→ **What you should do**
Leaving the pictures aside, repeat the entries exactly.

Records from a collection
=======

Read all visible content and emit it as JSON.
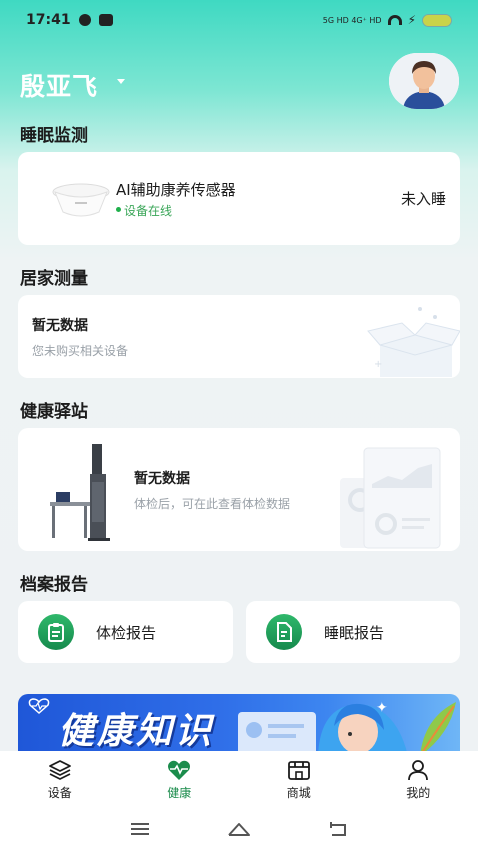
{
  "status_bar": {
    "time": "17:41",
    "network": "5G HD  4G⁺ HD"
  },
  "header": {
    "user_name": "殷亚飞"
  },
  "sleep": {
    "section_title": "睡眠监测",
    "device_name": "AI辅助康养传感器",
    "device_status": "设备在线",
    "sleep_state": "未入睡"
  },
  "home_measure": {
    "section_title": "居家测量",
    "empty_title": "暂无数据",
    "empty_sub": "您未购买相关设备"
  },
  "health_station": {
    "section_title": "健康驿站",
    "empty_title": "暂无数据",
    "empty_sub": "体检后，可在此查看体检数据"
  },
  "archive": {
    "section_title": "档案报告",
    "items": [
      {
        "label": "体检报告",
        "icon": "clipboard-icon"
      },
      {
        "label": "睡眠报告",
        "icon": "document-chart-icon"
      }
    ]
  },
  "banner": {
    "text": "健康知识"
  },
  "tabbar": {
    "items": [
      {
        "label": "设备",
        "icon": "layers-icon",
        "active": false
      },
      {
        "label": "健康",
        "icon": "heart-pulse-icon",
        "active": true
      },
      {
        "label": "商城",
        "icon": "store-icon",
        "active": false
      },
      {
        "label": "我的",
        "icon": "user-icon",
        "active": false
      }
    ]
  },
  "colors": {
    "accent_green": "#1b8c4c",
    "online_green": "#1fb04b",
    "header_teal": "#3fd9c2"
  }
}
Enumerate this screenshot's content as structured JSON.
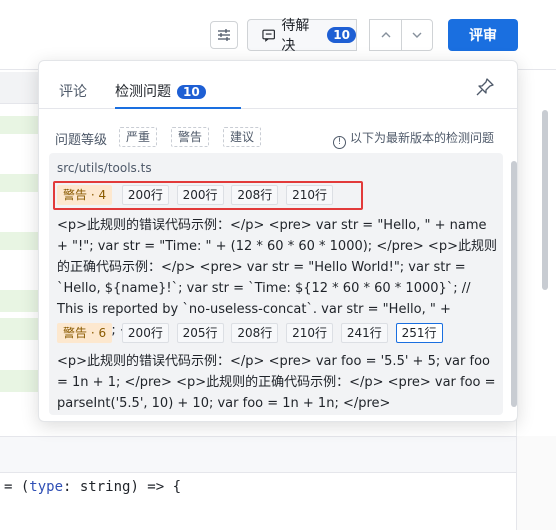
{
  "toolbar": {
    "pending_label": "待解决",
    "pending_count": "10",
    "review_label": "评审"
  },
  "tabs": {
    "comments_label": "评论",
    "issues_label": "检测问题",
    "issues_count": "10"
  },
  "filter": {
    "level_label": "问题等级",
    "levels": [
      "严重",
      "警告",
      "建议"
    ],
    "info_text": "以下为最新版本的检测问题"
  },
  "file": {
    "path": "src/utils/tools.ts"
  },
  "issues": [
    {
      "severity": "警告 · 4",
      "lines": [
        "200行",
        "200行",
        "208行",
        "210行"
      ],
      "description": "<p>此规则的错误代码示例：</p> <pre> var str = \"Hello, \" + name + \"!\"; var str = \"Time: \" + (12 * 60 * 60 * 1000); </pre> <p>此规则的正确代码示例：</p> <pre> var str = \"Hello World!\"; var str = `Hello, ${name}!`; var str = `Time: ${12 * 60 * 60 * 1000}`; // This is reported by `no-useless-concat`. var str = \"Hello, \" + \"World!\"; </pre>"
    },
    {
      "severity": "警告 · 6",
      "lines": [
        "200行",
        "205行",
        "208行",
        "210行",
        "241行",
        "251行"
      ],
      "description": "<p>此规则的错误代码示例：</p> <pre> var foo = '5.5' + 5; var foo = 1n + 1; </pre> <p>此规则的正确代码示例：</p> <pre> var foo = parseInt('5.5', 10) + 10; var foo = 1n + 1n; </pre>"
    }
  ],
  "code": {
    "line_prefix": "= (",
    "param": "type",
    "line_suffix": ": string) => {"
  },
  "colors": {
    "accent": "#1a6fe0",
    "badge": "#1e5fd4",
    "warning_bg": "#fde8cf",
    "highlight": "#e23a3a"
  }
}
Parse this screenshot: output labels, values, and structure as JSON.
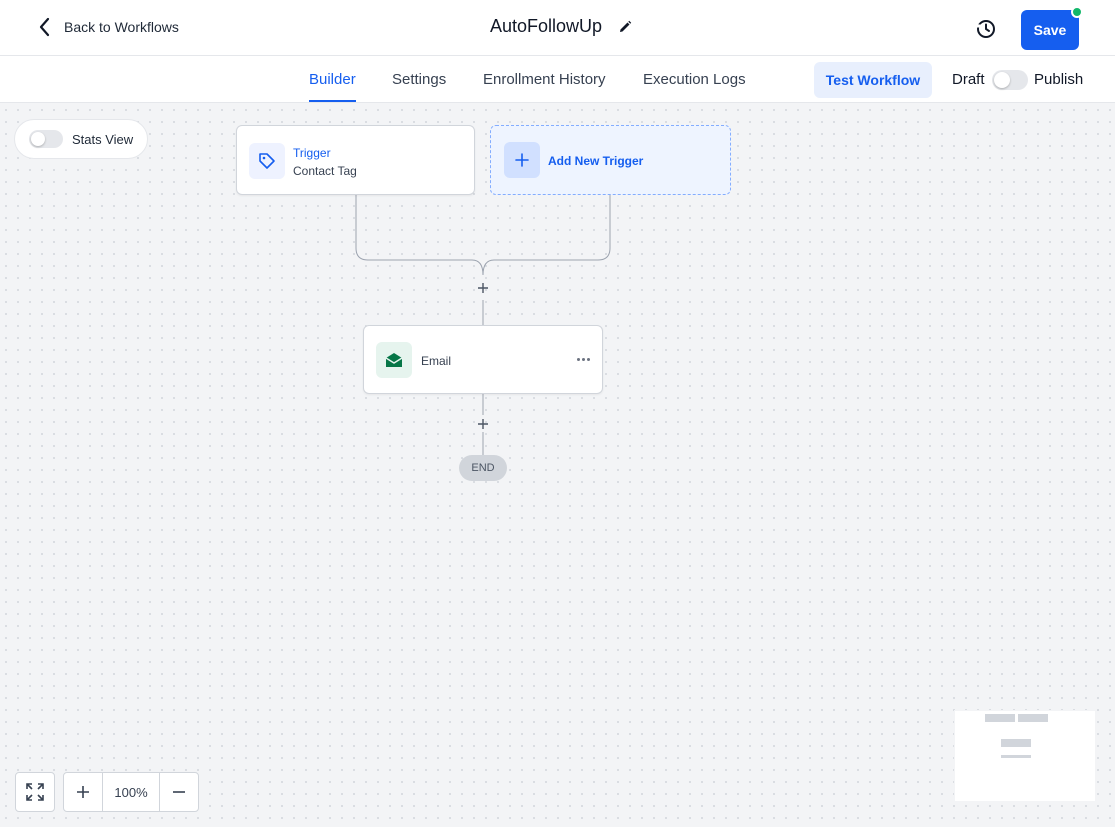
{
  "header": {
    "back_label": "Back to Workflows",
    "title": "AutoFollowUp",
    "save_label": "Save"
  },
  "tabs": [
    {
      "label": "Builder",
      "active": true
    },
    {
      "label": "Settings",
      "active": false
    },
    {
      "label": "Enrollment History",
      "active": false
    },
    {
      "label": "Execution Logs",
      "active": false
    }
  ],
  "actions": {
    "test_label": "Test Workflow",
    "draft_label": "Draft",
    "publish_label": "Publish",
    "published": false
  },
  "canvas": {
    "stats_label": "Stats View",
    "stats_enabled": false,
    "trigger": {
      "title": "Trigger",
      "subtitle": "Contact Tag",
      "icon": "tag-icon"
    },
    "add_trigger_label": "Add New Trigger",
    "steps": [
      {
        "label": "Email",
        "icon": "email-icon"
      }
    ],
    "end_label": "END"
  },
  "zoom": {
    "level": "100%"
  },
  "colors": {
    "accent": "#155eef",
    "save_status_dot": "#12b76a",
    "email_icon": "#067647"
  }
}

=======

→ **Response**
Read all visible content and emit it as JSON.
{
  "status_bar": {
    "time": "17:41",
    "network": "5G HD  4G⁺ HD"
  },
  "header": {
    "user_name": "殷亚飞"
  },
  "sleep": {
    "section_title": "睡眠监测",
    "device_name": "AI辅助康养传感器",
    "device_status": "设备在线",
    "sleep_state": "未入睡"
  },
  "home_measure": {
    "section_title": "居家测量",
    "empty_title": "暂无数据",
    "empty_sub": "您未购买相关设备"
  },
  "health_station": {
    "section_title": "健康驿站",
    "empty_title": "暂无数据",
    "empty_sub": "体检后，可在此查看体检数据"
  },
  "archive": {
    "section_title": "档案报告",
    "items": [
      {
        "label": "体检报告",
        "icon": "clipboard-icon"
      },
      {
        "label": "睡眠报告",
        "icon": "document-chart-icon"
      }
    ]
  },
  "banner": {
    "text": "健康知识"
  },
  "tabbar": {
    "items": [
      {
        "label": "设备",
        "icon": "layers-icon",
        "active": false
      },
      {
        "label": "健康",
        "icon": "heart-pulse-icon",
        "active": true
      },
      {
        "label": "商城",
        "icon": "store-icon",
        "active": false
      },
      {
        "label": "我的",
        "icon": "user-icon",
        "active": false
      }
    ]
  },
  "colors": {
    "accent_green": "#1b8c4c",
    "online_green": "#1fb04b",
    "header_teal": "#3fd9c2"
  }
}
Enumerate this screenshot's content as structured JSON.
{
  "toolbar": {
    "pending_label": "待解决",
    "pending_count": "10",
    "review_label": "评审"
  },
  "tabs": {
    "comments_label": "评论",
    "issues_label": "检测问题",
    "issues_count": "10"
  },
  "filter": {
    "level_label": "问题等级",
    "levels": [
      "严重",
      "警告",
      "建议"
    ],
    "info_text": "以下为最新版本的检测问题"
  },
  "file": {
    "path": "src/utils/tools.ts"
  },
  "issues": [
    {
      "severity": "警告 · 4",
      "lines": [
        "200行",
        "200行",
        "208行",
        "210行"
      ],
      "description": "<p>此规则的错误代码示例：</p> <pre> var str = \"Hello, \" + name + \"!\"; var str = \"Time: \" + (12 * 60 * 60 * 1000); </pre> <p>此规则的正确代码示例：</p> <pre> var str = \"Hello World!\"; var str = `Hello, ${name}!`; var str = `Time: ${12 * 60 * 60 * 1000}`; // This is reported by `no-useless-concat`. var str = \"Hello, \" + \"World!\"; </pre>"
    },
    {
      "severity": "警告 · 6",
      "lines": [
        "200行",
        "205行",
        "208行",
        "210行",
        "241行",
        "251行"
      ],
      "description": "<p>此规则的错误代码示例：</p> <pre> var foo = '5.5' + 5; var foo = 1n + 1; </pre> <p>此规则的正确代码示例：</p> <pre> var foo = parseInt('5.5', 10) + 10; var foo = 1n + 1n; </pre>"
    }
  ],
  "code": {
    "line_prefix": "= (",
    "param": "type",
    "line_suffix": ": string) => {"
  },
  "colors": {
    "accent": "#1a6fe0",
    "badge": "#1e5fd4",
    "warning_bg": "#fde8cf",
    "highlight": "#e23a3a"
  }
}
Parse this screenshot: output labels, values, and structure as JSON.
{
  "header": {
    "back_label": "Back to Workflows",
    "title": "AutoFollowUp",
    "save_label": "Save"
  },
  "tabs": [
    {
      "label": "Builder",
      "active": true
    },
    {
      "label": "Settings",
      "active": false
    },
    {
      "label": "Enrollment History",
      "active": false
    },
    {
      "label": "Execution Logs",
      "active": false
    }
  ],
  "actions": {
    "test_label": "Test Workflow",
    "draft_label": "Draft",
    "publish_label": "Publish",
    "published": false
  },
  "canvas": {
    "stats_label": "Stats View",
    "stats_enabled": false,
    "trigger": {
      "title": "Trigger",
      "subtitle": "Contact Tag",
      "icon": "tag-icon"
    },
    "add_trigger_label": "Add New Trigger",
    "steps": [
      {
        "label": "Email",
        "icon": "email-icon"
      }
    ],
    "end_label": "END"
  },
  "zoom": {
    "level": "100%"
  },
  "colors": {
    "accent": "#155eef",
    "save_status_dot": "#12b76a",
    "email_icon": "#067647"
  }
}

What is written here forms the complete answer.